“Nearly half a million civilians, already struggling to feed themselves day to day, are now without access to clean drinking water. The impact on children, women and families will be catastrophic,” said Lise Grande, UN humanitarian coordinator in Iraq.

On Tuesday, a local official said water supplies had been cut off for about 650,000 residents in 15 districts and suburbs after a pipeline was hit during fighting.

“The maintenance team cannot reach the pipeline because it lies in an area being fought over,” said Hussam Al Abar, a member of Mosul’s Nineveh provincial council.

Authorities were sending some 70 water trucks a day to areas controlled by the army but this would not be enough to supply residents, he said, adding that ISIL had attacked some of the trucks.
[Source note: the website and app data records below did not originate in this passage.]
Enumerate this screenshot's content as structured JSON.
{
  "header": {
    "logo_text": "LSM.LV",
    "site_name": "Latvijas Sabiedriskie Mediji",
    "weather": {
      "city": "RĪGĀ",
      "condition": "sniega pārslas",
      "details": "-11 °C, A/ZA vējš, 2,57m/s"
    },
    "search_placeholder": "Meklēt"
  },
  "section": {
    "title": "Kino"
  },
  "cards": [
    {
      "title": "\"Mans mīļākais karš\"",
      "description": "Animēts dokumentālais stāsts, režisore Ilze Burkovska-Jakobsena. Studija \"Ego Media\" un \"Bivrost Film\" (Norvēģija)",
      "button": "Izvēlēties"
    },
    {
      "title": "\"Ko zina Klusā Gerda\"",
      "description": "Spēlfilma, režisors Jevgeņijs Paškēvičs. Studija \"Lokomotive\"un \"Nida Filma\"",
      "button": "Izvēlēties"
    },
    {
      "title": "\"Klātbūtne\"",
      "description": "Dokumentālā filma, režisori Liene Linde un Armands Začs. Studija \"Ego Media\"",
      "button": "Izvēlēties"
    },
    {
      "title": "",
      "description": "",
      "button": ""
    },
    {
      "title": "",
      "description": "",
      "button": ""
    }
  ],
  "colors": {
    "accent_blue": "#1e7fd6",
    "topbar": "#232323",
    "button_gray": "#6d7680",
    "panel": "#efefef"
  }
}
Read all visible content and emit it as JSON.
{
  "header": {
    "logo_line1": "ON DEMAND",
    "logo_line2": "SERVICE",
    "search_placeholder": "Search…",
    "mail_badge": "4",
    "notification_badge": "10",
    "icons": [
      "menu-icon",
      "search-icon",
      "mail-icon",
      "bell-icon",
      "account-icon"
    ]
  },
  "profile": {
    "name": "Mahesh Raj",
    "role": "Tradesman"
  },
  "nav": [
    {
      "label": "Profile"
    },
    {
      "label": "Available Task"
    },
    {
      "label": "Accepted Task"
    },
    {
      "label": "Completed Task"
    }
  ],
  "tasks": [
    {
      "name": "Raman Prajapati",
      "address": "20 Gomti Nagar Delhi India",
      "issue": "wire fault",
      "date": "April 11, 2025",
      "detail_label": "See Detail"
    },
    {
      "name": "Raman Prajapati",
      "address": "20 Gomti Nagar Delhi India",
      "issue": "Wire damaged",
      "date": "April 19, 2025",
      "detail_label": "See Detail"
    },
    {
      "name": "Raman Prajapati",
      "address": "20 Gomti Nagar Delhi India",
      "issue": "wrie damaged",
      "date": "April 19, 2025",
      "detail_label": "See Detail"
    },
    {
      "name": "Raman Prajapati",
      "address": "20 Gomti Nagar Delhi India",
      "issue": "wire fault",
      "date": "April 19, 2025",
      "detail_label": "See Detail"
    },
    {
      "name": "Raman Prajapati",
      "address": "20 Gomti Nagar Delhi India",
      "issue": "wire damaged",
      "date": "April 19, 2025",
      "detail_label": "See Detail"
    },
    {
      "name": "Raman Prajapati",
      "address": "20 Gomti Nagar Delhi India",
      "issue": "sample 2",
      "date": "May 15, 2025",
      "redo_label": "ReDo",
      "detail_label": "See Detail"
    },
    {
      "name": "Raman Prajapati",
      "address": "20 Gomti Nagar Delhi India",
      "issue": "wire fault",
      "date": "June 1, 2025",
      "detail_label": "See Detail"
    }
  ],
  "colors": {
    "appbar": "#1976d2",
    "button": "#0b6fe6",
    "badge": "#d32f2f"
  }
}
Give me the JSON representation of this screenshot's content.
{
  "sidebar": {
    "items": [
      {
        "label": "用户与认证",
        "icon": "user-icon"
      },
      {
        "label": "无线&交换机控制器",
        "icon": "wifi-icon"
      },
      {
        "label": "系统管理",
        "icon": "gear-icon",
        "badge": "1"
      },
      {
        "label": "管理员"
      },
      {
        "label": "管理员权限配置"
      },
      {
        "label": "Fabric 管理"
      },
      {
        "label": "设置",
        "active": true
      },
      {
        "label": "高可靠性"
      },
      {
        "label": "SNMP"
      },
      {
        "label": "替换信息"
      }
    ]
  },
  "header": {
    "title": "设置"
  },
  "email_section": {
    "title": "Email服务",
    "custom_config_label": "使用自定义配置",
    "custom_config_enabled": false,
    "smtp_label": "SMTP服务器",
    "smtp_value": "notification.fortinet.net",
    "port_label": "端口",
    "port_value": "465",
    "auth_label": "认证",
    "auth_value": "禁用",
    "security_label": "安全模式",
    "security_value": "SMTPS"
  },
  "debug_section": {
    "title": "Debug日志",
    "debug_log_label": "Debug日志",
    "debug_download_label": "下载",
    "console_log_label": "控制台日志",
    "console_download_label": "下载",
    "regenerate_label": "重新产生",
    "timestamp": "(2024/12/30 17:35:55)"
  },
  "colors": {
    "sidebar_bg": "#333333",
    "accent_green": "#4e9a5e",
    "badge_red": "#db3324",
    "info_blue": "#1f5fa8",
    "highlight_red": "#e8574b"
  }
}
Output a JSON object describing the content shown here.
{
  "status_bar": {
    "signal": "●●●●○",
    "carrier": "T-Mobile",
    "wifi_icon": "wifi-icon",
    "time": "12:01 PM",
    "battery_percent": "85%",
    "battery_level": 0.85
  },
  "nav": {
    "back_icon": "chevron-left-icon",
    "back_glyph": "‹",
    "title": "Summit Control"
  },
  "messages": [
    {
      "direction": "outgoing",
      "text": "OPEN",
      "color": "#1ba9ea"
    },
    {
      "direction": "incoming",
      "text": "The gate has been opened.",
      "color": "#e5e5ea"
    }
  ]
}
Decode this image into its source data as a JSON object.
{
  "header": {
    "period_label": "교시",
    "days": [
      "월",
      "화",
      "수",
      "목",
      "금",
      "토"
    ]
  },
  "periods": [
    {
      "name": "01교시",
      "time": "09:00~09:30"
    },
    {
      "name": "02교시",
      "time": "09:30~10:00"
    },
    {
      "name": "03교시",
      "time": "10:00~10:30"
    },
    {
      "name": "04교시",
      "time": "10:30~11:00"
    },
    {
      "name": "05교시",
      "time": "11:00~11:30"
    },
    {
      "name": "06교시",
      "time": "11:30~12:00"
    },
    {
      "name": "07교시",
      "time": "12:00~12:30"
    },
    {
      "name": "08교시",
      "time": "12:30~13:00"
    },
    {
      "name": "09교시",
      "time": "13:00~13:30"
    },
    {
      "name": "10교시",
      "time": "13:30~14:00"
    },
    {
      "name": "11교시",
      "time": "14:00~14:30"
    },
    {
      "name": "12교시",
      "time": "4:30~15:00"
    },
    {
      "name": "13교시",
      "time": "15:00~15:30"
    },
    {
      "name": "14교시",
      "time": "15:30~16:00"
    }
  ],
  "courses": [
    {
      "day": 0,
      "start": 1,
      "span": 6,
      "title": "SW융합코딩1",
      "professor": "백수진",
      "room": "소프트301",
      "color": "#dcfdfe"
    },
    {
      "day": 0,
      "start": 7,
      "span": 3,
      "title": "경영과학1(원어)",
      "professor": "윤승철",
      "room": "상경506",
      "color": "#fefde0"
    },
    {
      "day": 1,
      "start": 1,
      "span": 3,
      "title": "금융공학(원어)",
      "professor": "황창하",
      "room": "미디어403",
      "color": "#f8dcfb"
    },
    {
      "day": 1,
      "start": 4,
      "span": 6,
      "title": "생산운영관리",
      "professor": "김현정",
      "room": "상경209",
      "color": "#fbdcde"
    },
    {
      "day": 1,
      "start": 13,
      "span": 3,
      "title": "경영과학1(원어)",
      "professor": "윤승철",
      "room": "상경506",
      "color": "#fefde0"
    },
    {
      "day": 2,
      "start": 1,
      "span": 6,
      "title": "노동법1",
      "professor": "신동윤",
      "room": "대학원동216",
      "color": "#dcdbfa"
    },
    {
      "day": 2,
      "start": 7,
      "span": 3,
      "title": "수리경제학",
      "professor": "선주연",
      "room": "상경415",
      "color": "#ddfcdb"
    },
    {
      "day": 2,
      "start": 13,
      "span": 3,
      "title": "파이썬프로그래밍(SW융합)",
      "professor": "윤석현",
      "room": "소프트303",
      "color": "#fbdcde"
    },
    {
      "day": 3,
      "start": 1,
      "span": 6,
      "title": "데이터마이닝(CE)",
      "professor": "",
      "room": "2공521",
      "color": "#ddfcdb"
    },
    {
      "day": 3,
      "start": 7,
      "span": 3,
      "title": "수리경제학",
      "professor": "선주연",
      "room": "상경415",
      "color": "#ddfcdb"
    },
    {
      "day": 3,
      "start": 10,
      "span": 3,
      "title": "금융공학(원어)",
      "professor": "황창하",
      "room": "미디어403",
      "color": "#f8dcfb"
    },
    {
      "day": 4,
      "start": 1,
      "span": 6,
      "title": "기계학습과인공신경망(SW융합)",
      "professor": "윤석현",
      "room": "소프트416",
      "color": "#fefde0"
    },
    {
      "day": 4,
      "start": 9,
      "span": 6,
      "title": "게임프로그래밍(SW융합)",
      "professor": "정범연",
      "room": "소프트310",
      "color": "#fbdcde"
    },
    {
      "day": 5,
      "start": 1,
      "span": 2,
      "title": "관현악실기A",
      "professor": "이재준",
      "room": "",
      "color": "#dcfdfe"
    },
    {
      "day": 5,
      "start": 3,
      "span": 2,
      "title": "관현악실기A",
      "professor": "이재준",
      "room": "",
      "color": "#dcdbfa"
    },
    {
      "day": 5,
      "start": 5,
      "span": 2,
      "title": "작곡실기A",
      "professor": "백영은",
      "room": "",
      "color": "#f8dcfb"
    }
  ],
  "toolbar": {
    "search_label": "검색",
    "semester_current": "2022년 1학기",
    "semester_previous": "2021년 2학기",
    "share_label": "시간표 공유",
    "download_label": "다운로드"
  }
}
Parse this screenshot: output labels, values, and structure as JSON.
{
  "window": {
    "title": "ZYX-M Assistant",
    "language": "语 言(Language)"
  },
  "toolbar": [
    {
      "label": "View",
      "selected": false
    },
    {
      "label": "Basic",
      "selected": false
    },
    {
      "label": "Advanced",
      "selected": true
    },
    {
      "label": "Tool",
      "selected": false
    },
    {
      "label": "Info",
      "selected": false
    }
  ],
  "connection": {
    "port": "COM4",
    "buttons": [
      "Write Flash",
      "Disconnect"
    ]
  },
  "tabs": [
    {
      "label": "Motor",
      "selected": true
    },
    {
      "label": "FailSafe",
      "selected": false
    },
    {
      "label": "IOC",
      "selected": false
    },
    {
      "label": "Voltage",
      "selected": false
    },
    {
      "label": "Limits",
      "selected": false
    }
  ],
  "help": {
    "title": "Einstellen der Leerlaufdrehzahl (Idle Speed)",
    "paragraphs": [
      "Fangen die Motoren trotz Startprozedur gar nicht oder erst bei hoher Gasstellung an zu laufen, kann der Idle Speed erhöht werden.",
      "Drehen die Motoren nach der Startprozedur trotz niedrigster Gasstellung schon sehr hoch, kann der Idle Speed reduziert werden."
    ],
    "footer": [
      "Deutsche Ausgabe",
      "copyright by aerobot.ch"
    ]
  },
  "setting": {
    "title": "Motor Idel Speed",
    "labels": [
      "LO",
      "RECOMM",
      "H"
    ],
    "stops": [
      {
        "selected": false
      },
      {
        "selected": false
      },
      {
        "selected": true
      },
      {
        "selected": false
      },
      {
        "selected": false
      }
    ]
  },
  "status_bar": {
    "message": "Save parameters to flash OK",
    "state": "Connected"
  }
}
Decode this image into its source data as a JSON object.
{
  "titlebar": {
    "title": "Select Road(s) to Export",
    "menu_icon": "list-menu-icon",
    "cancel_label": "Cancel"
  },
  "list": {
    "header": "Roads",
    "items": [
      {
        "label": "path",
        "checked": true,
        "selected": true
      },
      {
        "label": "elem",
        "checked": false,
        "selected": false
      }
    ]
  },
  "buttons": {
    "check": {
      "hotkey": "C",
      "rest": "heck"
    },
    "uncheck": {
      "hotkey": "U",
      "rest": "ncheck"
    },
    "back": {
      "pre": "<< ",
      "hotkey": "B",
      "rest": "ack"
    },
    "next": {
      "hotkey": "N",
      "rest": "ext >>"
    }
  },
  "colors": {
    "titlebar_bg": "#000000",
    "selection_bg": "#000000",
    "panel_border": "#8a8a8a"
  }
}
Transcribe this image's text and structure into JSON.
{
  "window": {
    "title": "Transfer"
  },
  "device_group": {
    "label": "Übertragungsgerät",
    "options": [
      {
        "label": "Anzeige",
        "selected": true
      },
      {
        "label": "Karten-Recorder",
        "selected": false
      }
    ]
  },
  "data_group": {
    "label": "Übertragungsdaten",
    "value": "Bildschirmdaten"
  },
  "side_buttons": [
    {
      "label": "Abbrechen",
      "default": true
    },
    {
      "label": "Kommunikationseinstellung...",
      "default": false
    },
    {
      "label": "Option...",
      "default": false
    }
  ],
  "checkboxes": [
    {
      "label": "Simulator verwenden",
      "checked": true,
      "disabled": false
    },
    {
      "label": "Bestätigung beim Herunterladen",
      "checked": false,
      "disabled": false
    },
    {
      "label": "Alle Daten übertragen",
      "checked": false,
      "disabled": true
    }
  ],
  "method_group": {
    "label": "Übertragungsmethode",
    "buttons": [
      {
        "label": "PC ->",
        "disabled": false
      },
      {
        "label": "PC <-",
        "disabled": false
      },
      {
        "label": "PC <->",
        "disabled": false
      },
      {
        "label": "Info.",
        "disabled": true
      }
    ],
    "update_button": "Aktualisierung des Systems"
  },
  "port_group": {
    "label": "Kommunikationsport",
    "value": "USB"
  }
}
Some residents in east Mosul said they had resorted to pumping water from wells.

“We don’t have water or electricity. We are drinking well water but that’s not enough,” said Mohamed Khalil, 25.

Iraqi commanders said around 40 per cent of eastern Mosul had been retaken from the extremists since an offensive to recapture the city began on October 17.

The forces have told civilians to stay at home to prevent massive displacement from the city.

Mr Al Abar said some 1.5 million people were still inside Mosul.

“We need the help of international organisations for the hospitals. We have people wounded from suicide bombings and rocket attacks from Daesh who need treatment,” he said.

When Mr Al Abar arrived at a field hospital in an eastern suburb he tried to calm angry people, many of whom had been displaced from inside Mosul.

“We don’t have water, food, electricity,” said Nadim Shibab, one of the displaced. “Nothing, nothing, no life.”

With winter setting in, aid workers say a full siege is developing around the city and poor families are struggling to feed themselves after prices rose sharply in tandem with the offensive.

The longer the conflict drags on, the more civilians will suffer as they are also exposed to violence from the militants bent on crushing any opposition to their rule.

Deputy UN high commissioner for human rights Kate Gilmore said on Wednesday there were reports that ISIL shot dead 27 civilians in public in Mosul’s Muhandiseen Park last week. The group has previously killed residents it suspects of collaborating with the Iraqi army.

* Agence France-Presse, Reuters